                            Hi, Mccc2,

                            Re getting your husband into an SCI rehab - I would talk to someone in admissions at SCI rehab facilities in Boston - explain your situation, that not only is your husband not getting the rehab he needs for his SCI, but you're not getting the family education YOU need to be able to care for him at home. If you have the insurance and/or state/fed financial resources, I can't see that they would turn you down, even if he is a 'chronic' vent person. Rehab facilities are money driven, just as everything in our society today, and no one's going to turn down $$$!. Be dogged, be firm. What specialty is your husband's doctor? If he's not a physiatrist, ask for a consult from a physiatrist who specializes in SCI. Post your question re getting into an SCI rehab to the Spinal Cord Nurses on the Care forum; they work at rehab centers, and may have some good suggestions.

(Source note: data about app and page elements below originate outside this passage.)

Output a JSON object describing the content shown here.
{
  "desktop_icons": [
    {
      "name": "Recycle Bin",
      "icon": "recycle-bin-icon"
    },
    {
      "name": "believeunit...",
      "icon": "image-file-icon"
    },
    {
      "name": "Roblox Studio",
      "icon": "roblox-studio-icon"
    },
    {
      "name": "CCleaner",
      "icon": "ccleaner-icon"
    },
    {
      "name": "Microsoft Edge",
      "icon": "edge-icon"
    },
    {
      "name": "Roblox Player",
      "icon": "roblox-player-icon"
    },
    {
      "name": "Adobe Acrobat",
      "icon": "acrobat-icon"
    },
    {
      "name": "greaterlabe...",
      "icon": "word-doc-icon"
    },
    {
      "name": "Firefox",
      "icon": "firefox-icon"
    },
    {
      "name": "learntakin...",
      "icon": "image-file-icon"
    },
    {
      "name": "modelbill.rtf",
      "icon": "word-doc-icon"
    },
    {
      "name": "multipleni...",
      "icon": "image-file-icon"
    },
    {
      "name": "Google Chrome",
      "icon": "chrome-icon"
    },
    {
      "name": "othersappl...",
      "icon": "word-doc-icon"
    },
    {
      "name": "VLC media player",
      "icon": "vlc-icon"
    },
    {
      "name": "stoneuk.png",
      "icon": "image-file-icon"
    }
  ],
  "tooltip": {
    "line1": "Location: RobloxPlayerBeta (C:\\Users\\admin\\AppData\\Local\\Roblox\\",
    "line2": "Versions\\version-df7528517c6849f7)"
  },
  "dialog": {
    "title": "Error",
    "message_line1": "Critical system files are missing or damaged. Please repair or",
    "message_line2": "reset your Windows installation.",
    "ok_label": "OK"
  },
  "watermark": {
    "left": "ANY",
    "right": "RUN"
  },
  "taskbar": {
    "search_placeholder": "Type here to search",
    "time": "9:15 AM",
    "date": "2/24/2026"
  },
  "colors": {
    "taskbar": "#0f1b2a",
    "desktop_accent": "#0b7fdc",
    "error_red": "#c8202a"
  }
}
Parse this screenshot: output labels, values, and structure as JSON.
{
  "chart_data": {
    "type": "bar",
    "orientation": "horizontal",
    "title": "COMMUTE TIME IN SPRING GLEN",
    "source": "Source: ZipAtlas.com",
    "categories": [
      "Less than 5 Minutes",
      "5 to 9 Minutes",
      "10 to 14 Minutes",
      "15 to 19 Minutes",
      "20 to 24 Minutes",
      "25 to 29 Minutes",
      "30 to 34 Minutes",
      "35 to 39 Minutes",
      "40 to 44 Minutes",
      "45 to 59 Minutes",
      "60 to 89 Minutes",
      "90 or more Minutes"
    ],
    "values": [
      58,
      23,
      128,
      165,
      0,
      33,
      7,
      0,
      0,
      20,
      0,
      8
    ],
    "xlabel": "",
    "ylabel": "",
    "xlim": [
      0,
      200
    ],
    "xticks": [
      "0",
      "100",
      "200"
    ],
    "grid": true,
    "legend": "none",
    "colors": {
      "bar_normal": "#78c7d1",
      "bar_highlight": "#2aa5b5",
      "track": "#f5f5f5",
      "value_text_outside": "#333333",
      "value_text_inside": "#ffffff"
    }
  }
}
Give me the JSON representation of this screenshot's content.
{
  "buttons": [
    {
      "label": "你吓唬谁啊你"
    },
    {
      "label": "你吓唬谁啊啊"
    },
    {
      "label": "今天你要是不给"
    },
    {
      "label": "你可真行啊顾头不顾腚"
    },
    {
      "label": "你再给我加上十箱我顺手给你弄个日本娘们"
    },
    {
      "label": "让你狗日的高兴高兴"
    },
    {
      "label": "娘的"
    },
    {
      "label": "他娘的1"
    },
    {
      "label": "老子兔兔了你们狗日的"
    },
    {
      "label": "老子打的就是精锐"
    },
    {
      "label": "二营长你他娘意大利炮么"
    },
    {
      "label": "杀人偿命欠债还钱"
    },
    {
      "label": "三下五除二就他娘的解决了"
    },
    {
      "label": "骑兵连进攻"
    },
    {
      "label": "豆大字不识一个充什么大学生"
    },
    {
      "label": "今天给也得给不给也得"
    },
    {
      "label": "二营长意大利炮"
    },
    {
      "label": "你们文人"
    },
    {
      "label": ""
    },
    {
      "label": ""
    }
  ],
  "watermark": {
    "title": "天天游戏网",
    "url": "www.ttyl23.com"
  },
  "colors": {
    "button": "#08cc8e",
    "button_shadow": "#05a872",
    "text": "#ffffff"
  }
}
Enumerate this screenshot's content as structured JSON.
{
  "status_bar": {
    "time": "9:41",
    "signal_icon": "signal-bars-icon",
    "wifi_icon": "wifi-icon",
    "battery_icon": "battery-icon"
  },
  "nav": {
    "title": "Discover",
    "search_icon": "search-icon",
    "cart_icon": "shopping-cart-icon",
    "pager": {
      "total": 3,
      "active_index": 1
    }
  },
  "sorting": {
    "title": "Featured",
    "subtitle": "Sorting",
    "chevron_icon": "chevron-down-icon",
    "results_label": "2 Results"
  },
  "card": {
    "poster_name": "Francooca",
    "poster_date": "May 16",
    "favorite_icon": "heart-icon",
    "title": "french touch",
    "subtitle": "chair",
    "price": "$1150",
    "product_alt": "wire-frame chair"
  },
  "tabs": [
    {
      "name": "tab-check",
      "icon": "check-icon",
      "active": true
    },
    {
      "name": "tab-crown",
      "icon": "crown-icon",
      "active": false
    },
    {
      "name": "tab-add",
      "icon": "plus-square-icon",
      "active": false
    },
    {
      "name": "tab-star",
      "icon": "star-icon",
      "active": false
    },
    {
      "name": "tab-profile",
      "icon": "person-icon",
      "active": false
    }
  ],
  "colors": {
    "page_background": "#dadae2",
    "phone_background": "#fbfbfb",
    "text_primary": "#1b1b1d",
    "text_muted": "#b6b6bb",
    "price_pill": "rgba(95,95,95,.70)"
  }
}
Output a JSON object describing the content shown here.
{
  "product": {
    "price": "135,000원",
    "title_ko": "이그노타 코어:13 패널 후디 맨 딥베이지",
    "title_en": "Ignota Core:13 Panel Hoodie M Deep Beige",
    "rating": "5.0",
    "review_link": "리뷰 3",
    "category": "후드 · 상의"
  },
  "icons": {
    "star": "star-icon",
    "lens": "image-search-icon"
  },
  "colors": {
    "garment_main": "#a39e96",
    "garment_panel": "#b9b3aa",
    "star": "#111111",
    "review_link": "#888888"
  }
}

                            And for YOU - it's hard to say, don't get overwhelmed - I know, I've been there. The only way I got through everything was just to follow the old AA adage 'One day at a time'; I could only deal with what was in front of my face at that particular moment in time; every time I tried to look down the road, I got so overwhelmed I couldn't function. I think every caregiver gets scared at the thought of their family member coming home - all of a sudden, there's no immediate nursing/medical support, it's just you. Find a good visiting nurse service, and use them. My son had weekly nursing visits when he came home, and the nurse was able to help us a lot with getting things set up.

                            My grief issues didn't come up until my son was home with us for over a year, and we finally got some good, competent aide help at home. Only then was I able to relax enough to have it all hit me in the face. RIght now, you're functioning in that 'fight or flight' mode, all your energy is focused on the things that need to be done RIGHT NOW, and your emotions are on hold; just recognize that, and don't bury your emotions, but put them in a safe place in your heart to deal with when you can focus on them, rather than trying to deal with them while telling a contractor how wide to make the doors!

                            And lastly, know that you have the total support of everyone here; I know a little piece of my heart thinks of you and wishes you well, and is there to offer a shoulder whenever you need one. I wish you a holiday season in which you can find a little bit of peace and contentment. God bless us, every one. Jackie